1999 • North Korea suspends testing of long-range missiles in exchange for U.S. easing of economic sanctions for the first time since the beginning of the Korean War in 1950.
2000 • June: South Korean President Kim Dae-jung meets with DPRK President Kim Jong Il in Pyongyang, the first summit between Korean leaders in five decades.
2000 • October: North Korean General Jo Myong Rok meets with President Bill Clinton in Washington, and Secretary of State Madeleine Albright travels to Pyongyang to discuss the country’s ballistic missile program.
2002 • President George W. Bush challenges North Korea’s compliance with the Agreed Framework and characterizes the country as part of an “axis of evil” with Iraq and Iran in the State of the Union Address.
2002-2003 • The Agreed Framework breaks down as the United States claims North Korea admitted to running a secret uranium-enrichment program, and North Korea denies it. North Korea withdraws from the NPT.
2003 • Six-Party Talks (South and North Korea, China, Japan, Russia and the United States) open in August.
2005 • Sept. 19: Six-Party Talks produce a joint declaration in which North Korea commits to abandon its pursuit of nuclear weapons and implement International Atomic Energy Agency safeguards and the terms of the NPT in exchange for a U.S. assertion that it has no intention of attacking North Korea.
2006 • Oct. 9: North Korea conducts its first nuclear test, which prompts U.N. Security Council condemnations and trade sanctions. A low yield from the test leaves question whether North Korea could successfully detonate a nuclear device.
2007 • The six parties agree to two action plans in February and October in which North Korea commits to halting operations at Yongbyon and then starting to disable the reactor in exchange for a series of political, economic and energy concessions from the United States and its allies.
2008 • Pyongyang declares 15 nuclear sites and 30 kilograms of plutonium in June; in exchange, President George W. Bush rescinds some trade restrictions, waives some sanctions and announces a plan to remove North Korea from the list of state sponsors of terrorism. The State Department announces preliminary agreement with North Korea on verification, but discussions break down by December.
2009 • Pyongyang rebuffs Obama administration efforts to revive the Six-Party Talks, ejects monitors from its nuclear facilities and tests a second nuclear device. That test is successful and erases ambiguity about whether North Korea had fully crossed the nuclear threshold. First bilateral meetings take place in December.

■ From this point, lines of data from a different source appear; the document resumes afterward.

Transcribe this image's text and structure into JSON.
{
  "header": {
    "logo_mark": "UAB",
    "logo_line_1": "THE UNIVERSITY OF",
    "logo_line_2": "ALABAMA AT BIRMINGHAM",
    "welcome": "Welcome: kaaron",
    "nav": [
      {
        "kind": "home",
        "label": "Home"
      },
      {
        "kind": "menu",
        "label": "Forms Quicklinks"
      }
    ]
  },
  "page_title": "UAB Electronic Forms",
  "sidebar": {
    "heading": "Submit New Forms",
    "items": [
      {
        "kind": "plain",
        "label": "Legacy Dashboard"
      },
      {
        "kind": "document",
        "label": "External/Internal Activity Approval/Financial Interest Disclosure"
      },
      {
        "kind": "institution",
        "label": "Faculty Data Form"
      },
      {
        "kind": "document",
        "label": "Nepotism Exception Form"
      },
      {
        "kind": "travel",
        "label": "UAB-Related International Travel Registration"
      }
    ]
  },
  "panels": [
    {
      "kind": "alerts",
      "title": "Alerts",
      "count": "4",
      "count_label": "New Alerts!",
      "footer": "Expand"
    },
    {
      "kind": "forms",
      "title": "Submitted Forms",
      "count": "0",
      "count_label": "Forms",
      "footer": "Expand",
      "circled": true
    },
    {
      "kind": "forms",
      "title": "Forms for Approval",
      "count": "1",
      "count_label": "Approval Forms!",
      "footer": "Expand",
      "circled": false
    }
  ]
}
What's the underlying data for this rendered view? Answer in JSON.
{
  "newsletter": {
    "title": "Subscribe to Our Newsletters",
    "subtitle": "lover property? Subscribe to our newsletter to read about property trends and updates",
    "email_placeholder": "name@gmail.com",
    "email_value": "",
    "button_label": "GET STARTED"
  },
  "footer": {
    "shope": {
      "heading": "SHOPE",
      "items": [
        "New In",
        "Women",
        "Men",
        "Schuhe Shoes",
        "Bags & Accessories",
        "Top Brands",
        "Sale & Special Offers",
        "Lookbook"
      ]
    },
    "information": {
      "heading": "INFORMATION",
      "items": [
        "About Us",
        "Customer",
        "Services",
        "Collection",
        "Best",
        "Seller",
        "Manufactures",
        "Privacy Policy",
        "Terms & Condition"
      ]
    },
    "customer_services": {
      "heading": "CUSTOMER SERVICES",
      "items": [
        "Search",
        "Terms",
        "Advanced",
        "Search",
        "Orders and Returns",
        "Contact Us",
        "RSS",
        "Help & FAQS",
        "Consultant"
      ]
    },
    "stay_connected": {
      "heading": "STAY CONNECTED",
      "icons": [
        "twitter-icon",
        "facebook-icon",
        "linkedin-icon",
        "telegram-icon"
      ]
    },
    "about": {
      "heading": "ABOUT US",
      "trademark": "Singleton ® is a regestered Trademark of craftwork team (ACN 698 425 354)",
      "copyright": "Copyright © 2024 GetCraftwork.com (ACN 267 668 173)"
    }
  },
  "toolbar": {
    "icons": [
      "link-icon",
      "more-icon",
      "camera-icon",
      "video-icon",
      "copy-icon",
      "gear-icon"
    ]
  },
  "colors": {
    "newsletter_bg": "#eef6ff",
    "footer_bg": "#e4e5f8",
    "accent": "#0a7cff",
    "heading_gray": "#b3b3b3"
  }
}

2011 • Kim Jong Un takes power in Pyongyang after the death of his father, Kim Jong Il.
2012 • North Korean nuclear operations are briefly suspended in exchange for a pledge of tons of food aid after months of negotiations. The deal breaks down within weeks when North Korea launches a long-range rocket.
2013-2014 • Diplomacy stalls as Washington and its allies ratchet up sanctions. North Korea carries out nuclear tests and increases testing of ballistic missiles.
2017 • President Donald Trump redesignates North Korea a state sponsor of terrorism after Pyongyang conducts its sixth nuclear test. Pyongyang boasts it can reach U.S. soil with nuclear-tipped intercontinental ballistic missiles, and the Trump administration threatens a military strike.
2018 • March: South Korea’s national security adviser announces in Washington that President Trump has accepted an invitation to meet Kim Jong Un in Pyongyang. This follows diplomatic overtures between North and South spurred by the Winter Olympic Games, hosted by South Korea.
2018 • June 12: Kim and Trump hold a historic meeting in Singapore, issuing a joint declaration pledging to pursue lasting peace and complete denuclearization of the Korean Peninsula.
2019 • Feb. 27-28: Second Trump-Kim summit ends early without an agreement when leaders disagree over the terms of a deal, including sanctions relief and denuclearization.
2019 • June 30: President Trump becomes the first sitting U.S. president to set foot in North Korea when he steps across the border at Panmunjom to meet Kim; the two agree to restart stalled nuclear negotiations.
Sources: Council on Foreign Relations, “North Korean Nuclear Negotiations, 1985–2019” and Arms Control Association, “Chronology of U.S.-North Korean Nuclear and Missile Diplomacy.”